## Work task
Each record must be reproduced exactly as it is shown.

--- Material supplied Enclosed Below ---

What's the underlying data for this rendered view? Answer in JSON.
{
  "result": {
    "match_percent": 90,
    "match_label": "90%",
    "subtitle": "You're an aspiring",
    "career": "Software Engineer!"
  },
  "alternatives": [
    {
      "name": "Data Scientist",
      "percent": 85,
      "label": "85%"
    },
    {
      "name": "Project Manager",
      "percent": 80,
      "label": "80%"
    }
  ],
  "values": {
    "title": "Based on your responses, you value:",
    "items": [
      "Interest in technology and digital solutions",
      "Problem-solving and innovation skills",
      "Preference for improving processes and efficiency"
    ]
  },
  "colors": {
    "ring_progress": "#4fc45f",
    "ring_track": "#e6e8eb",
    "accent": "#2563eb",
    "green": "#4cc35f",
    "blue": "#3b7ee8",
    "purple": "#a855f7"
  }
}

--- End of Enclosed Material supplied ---

## Written response
What's the underlying data for this rendered view? Answer in JSON.
{
  "result": {
    "match_percent": 90,
    "match_label": "90%",
    "subtitle": "You're an aspiring",
    "career": "Software Engineer!"
  },
  "alternatives": [
    {
      "name": "Data Scientist",
      "percent": 85,
      "label": "85%"
    },
    {
      "name": "Project Manager",
      "percent": 80,
      "label": "80%"
    }
  ],
  "values": {
    "title": "Based on your responses, you value:",
    "items": [
      "Interest in technology and digital solutions",
      "Problem-solving and innovation skills",
      "Preference for improving processes and efficiency"
    ]
  },
  "colors": {
    "ring_progress": "#4fc45f",
    "ring_track": "#e6e8eb",
    "accent": "#2563eb",
    "green": "#4cc35f",
    "blue": "#3b7ee8",
    "purple": "#a855f7"
  }
}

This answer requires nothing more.